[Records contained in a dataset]
───

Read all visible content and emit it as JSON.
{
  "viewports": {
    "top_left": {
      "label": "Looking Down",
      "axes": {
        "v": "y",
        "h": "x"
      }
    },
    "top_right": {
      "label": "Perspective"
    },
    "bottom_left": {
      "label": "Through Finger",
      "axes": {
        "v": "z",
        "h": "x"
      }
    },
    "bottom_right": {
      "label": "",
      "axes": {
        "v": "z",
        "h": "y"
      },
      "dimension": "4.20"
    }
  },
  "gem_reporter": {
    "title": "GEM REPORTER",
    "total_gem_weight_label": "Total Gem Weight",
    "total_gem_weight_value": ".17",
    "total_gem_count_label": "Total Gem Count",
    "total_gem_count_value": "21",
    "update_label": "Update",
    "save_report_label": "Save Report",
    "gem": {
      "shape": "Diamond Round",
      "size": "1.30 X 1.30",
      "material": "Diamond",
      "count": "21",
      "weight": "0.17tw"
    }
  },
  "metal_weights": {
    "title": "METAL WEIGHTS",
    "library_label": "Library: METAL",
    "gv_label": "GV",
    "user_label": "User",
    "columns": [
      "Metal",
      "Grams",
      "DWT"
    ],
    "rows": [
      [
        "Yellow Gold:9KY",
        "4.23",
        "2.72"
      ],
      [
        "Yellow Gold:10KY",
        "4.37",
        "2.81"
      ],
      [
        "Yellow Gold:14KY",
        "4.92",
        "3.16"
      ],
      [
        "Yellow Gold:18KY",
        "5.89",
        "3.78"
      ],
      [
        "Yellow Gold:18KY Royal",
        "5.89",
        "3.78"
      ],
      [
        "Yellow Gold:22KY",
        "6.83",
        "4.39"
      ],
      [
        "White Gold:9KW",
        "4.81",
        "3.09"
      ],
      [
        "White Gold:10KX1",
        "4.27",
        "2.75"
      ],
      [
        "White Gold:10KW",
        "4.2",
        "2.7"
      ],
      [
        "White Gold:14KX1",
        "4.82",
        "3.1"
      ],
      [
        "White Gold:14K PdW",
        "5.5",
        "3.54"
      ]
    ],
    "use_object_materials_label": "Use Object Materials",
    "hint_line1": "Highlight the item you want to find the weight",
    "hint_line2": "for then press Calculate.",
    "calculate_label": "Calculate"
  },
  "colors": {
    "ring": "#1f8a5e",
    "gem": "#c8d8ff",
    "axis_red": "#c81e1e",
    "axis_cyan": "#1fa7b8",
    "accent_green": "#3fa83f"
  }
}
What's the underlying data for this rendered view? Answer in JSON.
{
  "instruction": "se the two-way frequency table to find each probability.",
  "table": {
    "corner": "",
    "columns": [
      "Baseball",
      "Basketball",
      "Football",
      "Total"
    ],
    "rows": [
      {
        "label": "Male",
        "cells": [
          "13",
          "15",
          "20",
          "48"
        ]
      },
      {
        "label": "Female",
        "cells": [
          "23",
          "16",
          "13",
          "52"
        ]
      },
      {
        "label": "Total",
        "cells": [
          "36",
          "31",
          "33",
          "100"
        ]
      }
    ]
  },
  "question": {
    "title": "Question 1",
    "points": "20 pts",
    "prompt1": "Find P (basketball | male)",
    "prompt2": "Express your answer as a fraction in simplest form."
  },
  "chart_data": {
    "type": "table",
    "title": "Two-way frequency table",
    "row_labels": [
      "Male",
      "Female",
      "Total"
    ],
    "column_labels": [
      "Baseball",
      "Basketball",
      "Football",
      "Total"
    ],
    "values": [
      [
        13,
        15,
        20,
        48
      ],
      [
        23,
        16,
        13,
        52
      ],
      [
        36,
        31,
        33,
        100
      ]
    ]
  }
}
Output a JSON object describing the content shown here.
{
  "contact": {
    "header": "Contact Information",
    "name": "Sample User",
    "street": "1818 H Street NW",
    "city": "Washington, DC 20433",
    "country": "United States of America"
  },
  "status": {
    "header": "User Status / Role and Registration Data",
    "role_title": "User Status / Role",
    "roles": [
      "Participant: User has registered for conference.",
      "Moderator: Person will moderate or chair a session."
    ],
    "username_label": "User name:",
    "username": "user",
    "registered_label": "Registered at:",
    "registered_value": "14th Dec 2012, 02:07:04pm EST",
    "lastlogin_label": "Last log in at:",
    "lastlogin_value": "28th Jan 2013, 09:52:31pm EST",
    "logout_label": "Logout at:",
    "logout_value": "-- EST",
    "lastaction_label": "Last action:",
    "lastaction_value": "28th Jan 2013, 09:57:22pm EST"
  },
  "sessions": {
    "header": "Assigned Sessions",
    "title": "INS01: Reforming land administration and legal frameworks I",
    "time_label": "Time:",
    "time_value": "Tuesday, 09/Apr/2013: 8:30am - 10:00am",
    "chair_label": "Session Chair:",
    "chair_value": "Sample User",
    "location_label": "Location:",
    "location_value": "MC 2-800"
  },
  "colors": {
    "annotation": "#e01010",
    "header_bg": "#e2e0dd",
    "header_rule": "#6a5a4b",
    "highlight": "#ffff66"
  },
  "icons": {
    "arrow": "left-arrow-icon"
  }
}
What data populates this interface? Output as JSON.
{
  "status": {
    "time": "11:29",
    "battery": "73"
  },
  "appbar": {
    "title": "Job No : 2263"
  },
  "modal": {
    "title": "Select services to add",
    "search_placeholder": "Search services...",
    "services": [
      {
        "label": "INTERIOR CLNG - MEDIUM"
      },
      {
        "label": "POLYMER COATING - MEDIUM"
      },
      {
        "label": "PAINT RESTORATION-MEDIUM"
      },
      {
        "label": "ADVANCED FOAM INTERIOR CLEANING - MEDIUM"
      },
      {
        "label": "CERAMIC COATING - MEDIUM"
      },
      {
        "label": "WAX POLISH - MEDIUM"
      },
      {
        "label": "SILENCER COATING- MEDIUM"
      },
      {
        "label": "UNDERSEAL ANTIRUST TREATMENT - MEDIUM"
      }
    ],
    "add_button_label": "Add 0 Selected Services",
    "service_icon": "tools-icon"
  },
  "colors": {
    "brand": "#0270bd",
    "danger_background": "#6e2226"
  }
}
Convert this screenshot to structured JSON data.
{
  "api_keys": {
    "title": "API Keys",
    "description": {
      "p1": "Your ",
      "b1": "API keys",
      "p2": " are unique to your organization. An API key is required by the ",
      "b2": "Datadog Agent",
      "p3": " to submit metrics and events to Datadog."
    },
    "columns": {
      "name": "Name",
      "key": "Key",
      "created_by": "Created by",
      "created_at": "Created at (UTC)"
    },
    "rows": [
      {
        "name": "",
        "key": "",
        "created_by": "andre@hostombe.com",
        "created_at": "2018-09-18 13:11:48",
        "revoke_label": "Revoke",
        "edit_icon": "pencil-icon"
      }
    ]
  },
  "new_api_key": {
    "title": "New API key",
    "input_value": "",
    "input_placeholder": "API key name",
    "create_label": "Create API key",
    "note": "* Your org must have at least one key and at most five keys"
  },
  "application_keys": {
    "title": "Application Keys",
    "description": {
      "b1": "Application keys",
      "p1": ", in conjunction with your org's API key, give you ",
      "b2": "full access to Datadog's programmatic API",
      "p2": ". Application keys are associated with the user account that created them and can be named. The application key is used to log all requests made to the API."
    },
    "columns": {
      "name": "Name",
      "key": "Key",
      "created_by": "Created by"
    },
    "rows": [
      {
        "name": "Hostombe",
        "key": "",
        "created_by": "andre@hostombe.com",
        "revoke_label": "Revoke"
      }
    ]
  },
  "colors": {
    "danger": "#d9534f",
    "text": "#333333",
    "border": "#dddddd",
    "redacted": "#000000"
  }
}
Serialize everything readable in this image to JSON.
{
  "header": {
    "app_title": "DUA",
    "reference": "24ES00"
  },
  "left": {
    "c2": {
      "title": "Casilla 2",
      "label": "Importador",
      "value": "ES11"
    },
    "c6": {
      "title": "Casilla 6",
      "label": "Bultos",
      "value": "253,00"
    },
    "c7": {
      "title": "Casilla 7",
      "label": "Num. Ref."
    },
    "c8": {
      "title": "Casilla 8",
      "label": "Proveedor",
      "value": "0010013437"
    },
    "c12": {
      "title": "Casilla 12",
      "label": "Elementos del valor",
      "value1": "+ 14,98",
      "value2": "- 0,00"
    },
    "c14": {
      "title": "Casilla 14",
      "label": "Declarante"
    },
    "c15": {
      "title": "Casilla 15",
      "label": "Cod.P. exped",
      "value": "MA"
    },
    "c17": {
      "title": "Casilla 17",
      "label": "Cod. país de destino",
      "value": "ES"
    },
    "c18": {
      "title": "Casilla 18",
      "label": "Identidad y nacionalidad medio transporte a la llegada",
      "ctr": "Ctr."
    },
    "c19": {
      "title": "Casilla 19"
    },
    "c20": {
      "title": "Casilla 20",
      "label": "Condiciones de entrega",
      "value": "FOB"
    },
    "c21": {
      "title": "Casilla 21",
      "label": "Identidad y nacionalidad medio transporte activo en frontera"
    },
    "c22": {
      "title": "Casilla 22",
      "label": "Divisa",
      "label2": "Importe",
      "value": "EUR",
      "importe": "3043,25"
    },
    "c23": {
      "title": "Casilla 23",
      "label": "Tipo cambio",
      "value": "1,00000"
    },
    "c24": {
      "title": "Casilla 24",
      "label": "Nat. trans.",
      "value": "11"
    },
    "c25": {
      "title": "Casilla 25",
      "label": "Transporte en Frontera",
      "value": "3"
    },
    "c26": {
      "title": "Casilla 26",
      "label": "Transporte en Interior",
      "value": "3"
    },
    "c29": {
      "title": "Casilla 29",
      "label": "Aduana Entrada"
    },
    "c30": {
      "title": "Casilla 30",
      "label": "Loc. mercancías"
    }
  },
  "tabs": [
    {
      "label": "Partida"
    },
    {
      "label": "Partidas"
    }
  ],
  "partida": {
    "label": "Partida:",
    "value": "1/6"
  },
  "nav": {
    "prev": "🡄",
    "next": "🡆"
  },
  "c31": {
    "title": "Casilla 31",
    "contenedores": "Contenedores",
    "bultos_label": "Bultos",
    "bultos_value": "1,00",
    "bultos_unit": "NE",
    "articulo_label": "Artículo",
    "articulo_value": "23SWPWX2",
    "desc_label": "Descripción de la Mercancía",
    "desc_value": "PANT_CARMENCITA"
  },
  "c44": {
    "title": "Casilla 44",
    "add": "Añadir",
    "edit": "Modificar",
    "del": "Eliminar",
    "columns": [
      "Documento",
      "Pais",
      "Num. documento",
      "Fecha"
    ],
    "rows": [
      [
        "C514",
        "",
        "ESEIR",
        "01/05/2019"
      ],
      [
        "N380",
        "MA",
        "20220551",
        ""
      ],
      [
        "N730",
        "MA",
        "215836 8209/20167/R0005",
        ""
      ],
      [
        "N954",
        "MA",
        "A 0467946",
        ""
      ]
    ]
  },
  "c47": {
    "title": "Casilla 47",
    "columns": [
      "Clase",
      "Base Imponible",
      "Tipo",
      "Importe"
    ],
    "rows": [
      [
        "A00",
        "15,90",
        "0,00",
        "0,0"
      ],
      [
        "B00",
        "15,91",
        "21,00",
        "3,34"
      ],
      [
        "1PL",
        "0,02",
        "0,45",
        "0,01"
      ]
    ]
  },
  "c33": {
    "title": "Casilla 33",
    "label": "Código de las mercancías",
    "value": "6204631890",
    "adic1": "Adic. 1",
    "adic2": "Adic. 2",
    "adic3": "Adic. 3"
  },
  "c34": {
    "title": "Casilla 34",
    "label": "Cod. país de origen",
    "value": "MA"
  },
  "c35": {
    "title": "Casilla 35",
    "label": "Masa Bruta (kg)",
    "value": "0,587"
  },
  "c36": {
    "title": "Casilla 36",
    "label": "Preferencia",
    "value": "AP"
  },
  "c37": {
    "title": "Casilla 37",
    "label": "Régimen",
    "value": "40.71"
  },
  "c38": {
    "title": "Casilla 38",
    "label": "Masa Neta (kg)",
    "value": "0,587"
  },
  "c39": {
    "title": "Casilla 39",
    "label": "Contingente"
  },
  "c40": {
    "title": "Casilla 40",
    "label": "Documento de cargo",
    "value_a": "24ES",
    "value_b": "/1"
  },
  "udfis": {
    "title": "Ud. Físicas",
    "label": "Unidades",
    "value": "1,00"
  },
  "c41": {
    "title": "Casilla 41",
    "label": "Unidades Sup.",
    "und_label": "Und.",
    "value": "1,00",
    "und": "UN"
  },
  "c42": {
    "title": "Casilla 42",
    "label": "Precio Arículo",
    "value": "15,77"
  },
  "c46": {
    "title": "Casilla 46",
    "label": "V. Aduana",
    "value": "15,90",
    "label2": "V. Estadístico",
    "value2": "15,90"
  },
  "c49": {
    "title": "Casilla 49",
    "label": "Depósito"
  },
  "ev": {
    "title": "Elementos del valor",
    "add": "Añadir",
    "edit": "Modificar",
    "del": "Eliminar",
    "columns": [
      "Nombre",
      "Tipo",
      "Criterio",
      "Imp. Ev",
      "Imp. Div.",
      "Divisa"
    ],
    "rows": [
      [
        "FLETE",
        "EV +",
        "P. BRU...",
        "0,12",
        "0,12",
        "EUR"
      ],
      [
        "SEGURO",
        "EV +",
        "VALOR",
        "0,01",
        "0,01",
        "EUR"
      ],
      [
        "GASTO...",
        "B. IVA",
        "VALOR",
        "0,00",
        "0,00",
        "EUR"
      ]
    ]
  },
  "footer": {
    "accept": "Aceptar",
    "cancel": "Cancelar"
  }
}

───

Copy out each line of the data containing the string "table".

:: SOLUTION TO THIS TASK ::
  "instruction": "se the two-way frequency table to find each probability.",
  "table": {
    "type": "table",
    "title": "Two-way frequency table",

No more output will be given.